I snatched away the plate. Took the potatoes. Dinner was over. I wiped her off, lowered her to the floor. "Supper is over," I told her. She pranced away. It was funny.


After dinner we had a marshmallow roast. I just bought Greg a lovely copper outdoor fireplace for his birthday. We made a tiny little fire and each had a two-marshmallow allowance. Liam gets so industrious and excited, he was frantically gathering wood and authoritatively filling the bucket that the marshmallow sticks (pre-carved by Dad) would soak in prior to the roast. He passed out sticks and proudly stood by while Greg roasted it for him (I want it perfectly burnt, he says, pointing to Greg's lovely brown marshmallow, just like yours) He loved his s'more.


I have to say it's things like that which make me want to have a big family. There we were, around the campfire, toasting marshmallows and singing "Alouette" with Greg on the guitar, and it just seemed like the mood would be more jolly if we had a few more singers. I shouldn't say it like that, because my level of satisfaction and delight with our little campfire was just about 100%, but it did seem like a scene that called for a crowd. The children were just beside themselves with joy. The naughtiness had ceased (unless you count taking a freshly roasted marshmallow and mashing it definitively between your fingers for 5 minutes, which I don't, because marshmallows are curiously gooey and very new to Aoife)


I had baby news today, two new babies born yesterday, Anneleise Victoria to my childhood friend Amanda, and another little girl (name unknown to me yet) to an old gap year friend... about this friend I received an e-mail yesterday saying, "Aspin's water broke this morning. She is having a little girl at home."

And you know my reaction. Oh, shit, shit, shit. Why did you have to pass this e-mail along? I think longingly of all the other people on the e-mail list who read it and sighed, as their hearts filled with excitement, whereas mine plummets and I am counting the seconds as the clock ticks for that baby. I have always told my friends, don't call me and tell me you are in labor. I can't handle it. Labor scares me. Labor is when your baby can die. I don't want to know anything until everything is already okay, especially if you are at home. Go ahead and do your thing, but don't bring me into it.
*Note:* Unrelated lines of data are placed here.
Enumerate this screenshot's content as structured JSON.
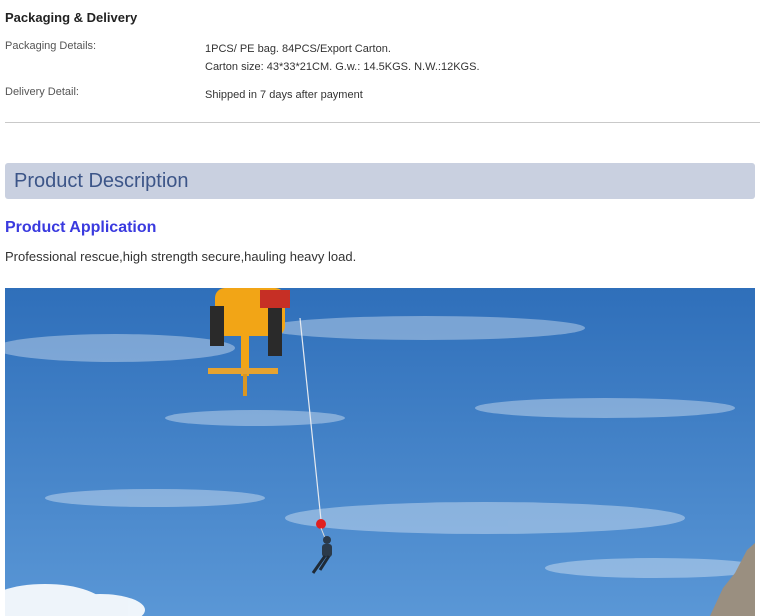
{
  "packaging": {
    "heading": "Packaging & Delivery",
    "details_label": "Packaging Details:",
    "details_line1": "1PCS/ PE bag. 84PCS/Export Carton.",
    "details_line2": "Carton size: 43*33*21CM. G.w.: 14.5KGS. N.W.:12KGS.",
    "delivery_label": "Delivery Detail:",
    "delivery_value": "Shipped in 7 days after payment"
  },
  "description": {
    "heading": "Product Description",
    "application_title": "Product Application",
    "application_text": "Professional rescue,high strength secure,hauling heavy load."
  },
  "photo": {
    "subject": "helicopter rescue hoist with person on cable against blue sky",
    "colors": {
      "sky": "#3f7fc6",
      "helicopter": "#f2a516",
      "rope_device": "#e02020"
    }
  }
}
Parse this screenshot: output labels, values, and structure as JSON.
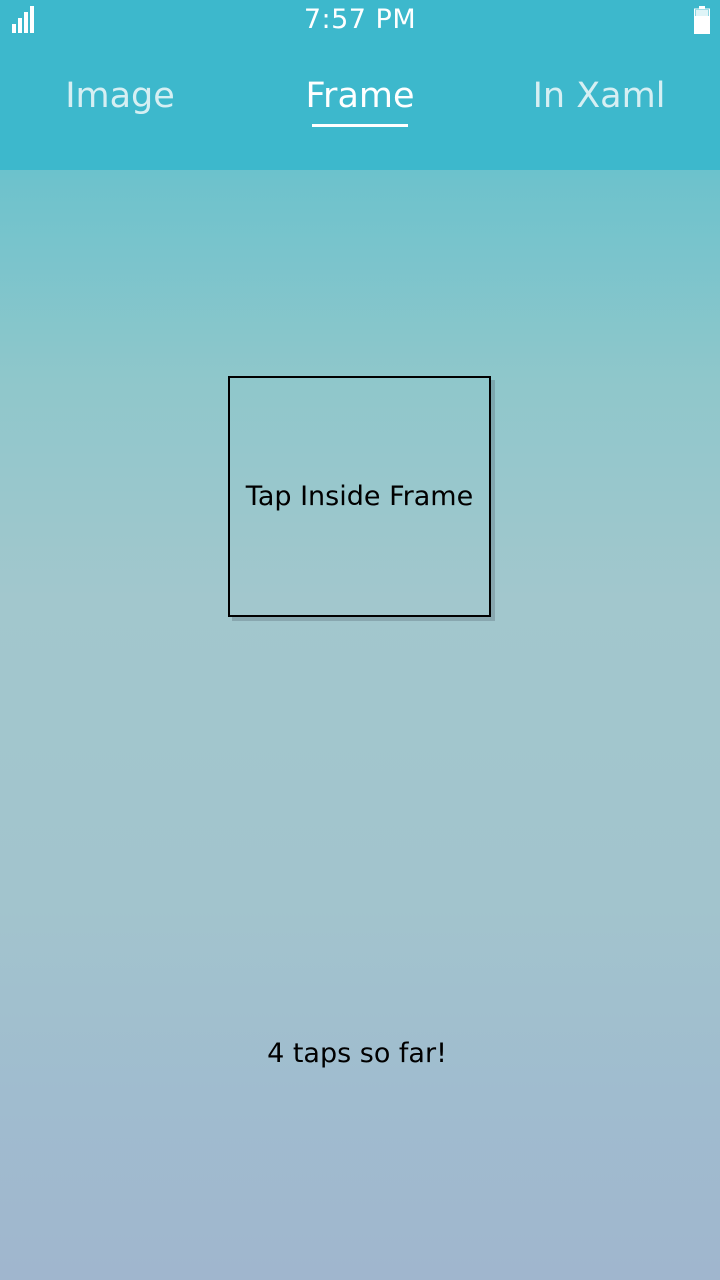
{
  "status_bar": {
    "time": "7:57 PM",
    "signal_icon": "signal-bars-icon",
    "battery_icon": "battery-icon"
  },
  "tabs": [
    {
      "label": "Image",
      "active": false
    },
    {
      "label": "Frame",
      "active": true
    },
    {
      "label": "In Xaml",
      "active": false
    }
  ],
  "main": {
    "frame_label": "Tap Inside Frame",
    "tap_count_text": "4 taps so far!"
  },
  "colors": {
    "header": "#3db8cc",
    "text": "#000000",
    "tab_active": "#ffffff",
    "tab_inactive": "#d6eff3"
  }
}
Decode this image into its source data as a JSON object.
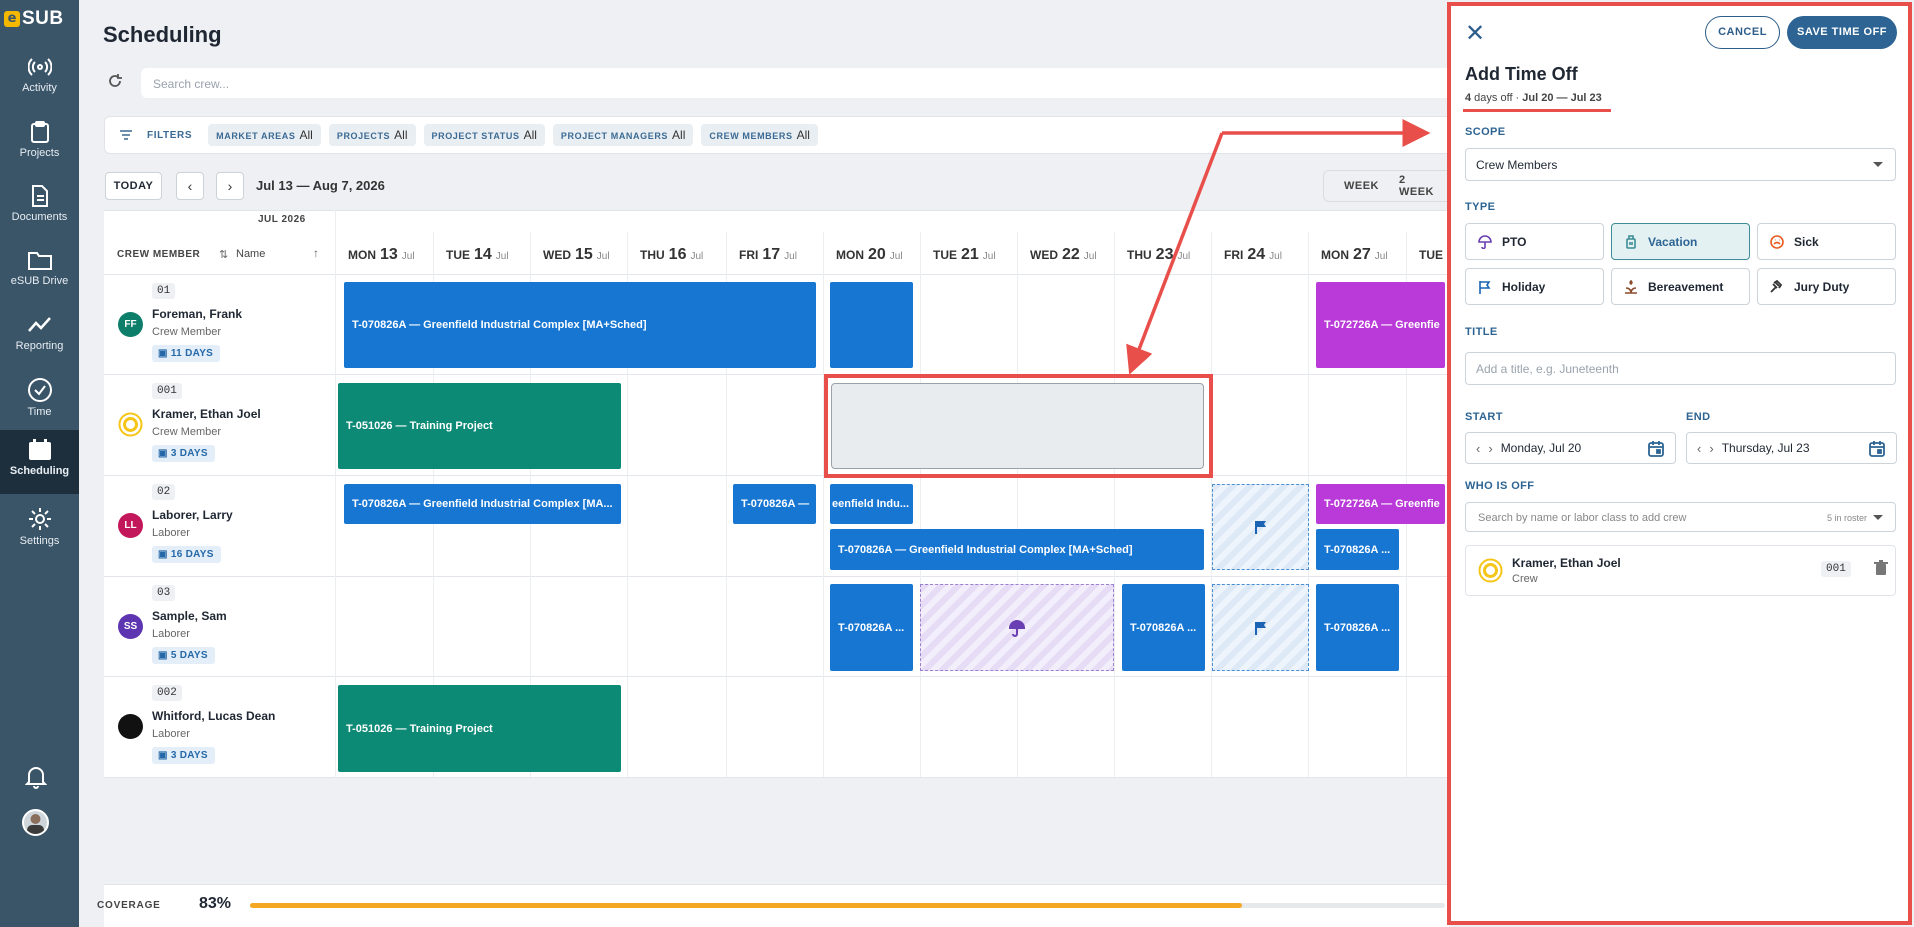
{
  "app": {
    "logo": "SUB",
    "logo_mark": "e"
  },
  "nav": [
    {
      "label": "Activity",
      "icon": "activity-icon"
    },
    {
      "label": "Projects",
      "icon": "clipboard-icon"
    },
    {
      "label": "Documents",
      "icon": "document-icon"
    },
    {
      "label": "eSUB Drive",
      "icon": "folder-icon"
    },
    {
      "label": "Reporting",
      "icon": "chart-icon"
    },
    {
      "label": "Time",
      "icon": "clock-icon"
    },
    {
      "label": "Scheduling",
      "icon": "calendar-icon",
      "active": true
    },
    {
      "label": "Settings",
      "icon": "gear-icon"
    }
  ],
  "page": {
    "title": "Scheduling"
  },
  "search": {
    "placeholder": "Search crew..."
  },
  "filters": {
    "label": "FILTERS",
    "chips": [
      {
        "key": "MARKET AREAS",
        "value": "All"
      },
      {
        "key": "PROJECTS",
        "value": "All"
      },
      {
        "key": "PROJECT STATUS",
        "value": "All"
      },
      {
        "key": "PROJECT MANAGERS",
        "value": "All"
      },
      {
        "key": "CREW MEMBERS",
        "value": "All"
      }
    ]
  },
  "toolbar": {
    "today": "TODAY",
    "prev": "‹",
    "next": "›",
    "range": "Jul 13 — Aug 7, 2026",
    "views": [
      "WEEK",
      "2 WEEK"
    ]
  },
  "grid": {
    "month": "JUL 2026",
    "crew_header": "CREW MEMBER",
    "name_header": "Name",
    "days": [
      {
        "dow": "MON",
        "num": "13",
        "mo": "Jul"
      },
      {
        "dow": "TUE",
        "num": "14",
        "mo": "Jul"
      },
      {
        "dow": "WED",
        "num": "15",
        "mo": "Jul"
      },
      {
        "dow": "THU",
        "num": "16",
        "mo": "Jul"
      },
      {
        "dow": "FRI",
        "num": "17",
        "mo": "Jul"
      },
      {
        "dow": "MON",
        "num": "20",
        "mo": "Jul"
      },
      {
        "dow": "TUE",
        "num": "21",
        "mo": "Jul"
      },
      {
        "dow": "WED",
        "num": "22",
        "mo": "Jul"
      },
      {
        "dow": "THU",
        "num": "23",
        "mo": "Jul"
      },
      {
        "dow": "FRI",
        "num": "24",
        "mo": "Jul"
      },
      {
        "dow": "MON",
        "num": "27",
        "mo": "Jul"
      },
      {
        "dow": "TUE",
        "num": "",
        "mo": ""
      }
    ],
    "crew": [
      {
        "code": "01",
        "name": "Foreman, Frank",
        "role": "Crew Member",
        "days": "11 DAYS",
        "initials": "FF",
        "color": "#0d7e6a"
      },
      {
        "code": "001",
        "name": "Kramer, Ethan Joel",
        "role": "Crew Member",
        "days": "3 DAYS",
        "initials": "",
        "color": "#f5c518"
      },
      {
        "code": "02",
        "name": "Laborer, Larry",
        "role": "Laborer",
        "days": "16 DAYS",
        "initials": "LL",
        "color": "#c2185b"
      },
      {
        "code": "03",
        "name": "Sample, Sam",
        "role": "Laborer",
        "days": "5 DAYS",
        "initials": "SS",
        "color": "#5e35b1"
      },
      {
        "code": "002",
        "name": "Whitford, Lucas Dean",
        "role": "Laborer",
        "days": "3 DAYS",
        "initials": "",
        "color": "#111111"
      }
    ],
    "bars": {
      "b1": "T-070826A — Greenfield Industrial Complex [MA+Sched]",
      "b2": "T-072726A — Greenfie",
      "b3": "T-051026 — Training Project",
      "b4": "T-070826A — Greenfield Industrial Complex [MA...",
      "b5": "T-070826A —",
      "b6": "eenfield Indu...",
      "b7": "T-072726A — Greenfie",
      "b8": "T-070826A — Greenfield Industrial Complex [MA+Sched]",
      "b9": "T-070826A ...",
      "b10": "T-070826A ...",
      "b11": "T-070826A ...",
      "b12": "T-070826A ...",
      "b13": "T-051026 — Training Project"
    }
  },
  "coverage": {
    "label": "COVERAGE",
    "value": "83%",
    "fraction": 0.83
  },
  "panel": {
    "cancel": "CANCEL",
    "save": "SAVE TIME OFF",
    "title": "Add Time Off",
    "sub_days": "4",
    "sub_days_text": " days off · ",
    "sub_range": "Jul 20 — Jul 23",
    "scope_label": "SCOPE",
    "scope_value": "Crew Members",
    "type_label": "TYPE",
    "types": [
      {
        "label": "PTO",
        "icon": "umbrella-icon"
      },
      {
        "label": "Vacation",
        "icon": "luggage-icon",
        "selected": true
      },
      {
        "label": "Sick",
        "icon": "sick-icon"
      },
      {
        "label": "Holiday",
        "icon": "flag-icon"
      },
      {
        "label": "Bereavement",
        "icon": "candle-icon"
      },
      {
        "label": "Jury Duty",
        "icon": "gavel-icon"
      }
    ],
    "title_label": "TITLE",
    "title_placeholder": "Add a title, e.g. Juneteenth",
    "start_label": "START",
    "start_value": "Monday, Jul 20",
    "end_label": "END",
    "end_value": "Thursday, Jul 23",
    "who_label": "WHO IS OFF",
    "who_placeholder": "Search by name or labor class to add crew",
    "roster": "5 in roster",
    "person": {
      "name": "Kramer, Ethan Joel",
      "sub": "Crew",
      "code": "001"
    }
  }
}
I hate it that I think this way. I always say this but I'll say it again, I know part of it is me just feeling insanely jealous that my old friend Aspin is maybe right now pushing out her firstborn daughter in the comfort of her own home, sipping her own tea, with her own pillow beneath her head. She never had to pack a bag, she'll get to wear her comfiest sweatshirt and choose her underwear the next day from all the ones in her drawer. Her baby won't have to go in a carseat for as long as she chooses to keep her at home.
And oh? She'll get to keep the baby, too. Yeah. Sometimes seem like they all get to do this part.

And the truth at the bottom of it is I'm happy for her, I'm happy for everyone who gets to do this part, the keeping part, I'm so relieved and grateful that another family has been spared, and I'm so delighted for her to know the JOY that motherhood brings. But there is always a pang, always, because she will receive what I was denied, and I will never get a second chance to get that back.

This is the thing that strikes me quite often: I will always be the person whose baby died.

1 comment:

Janya said...

Your words, your photos, your blog-they're all beautiful. Don't change a thing.

Janya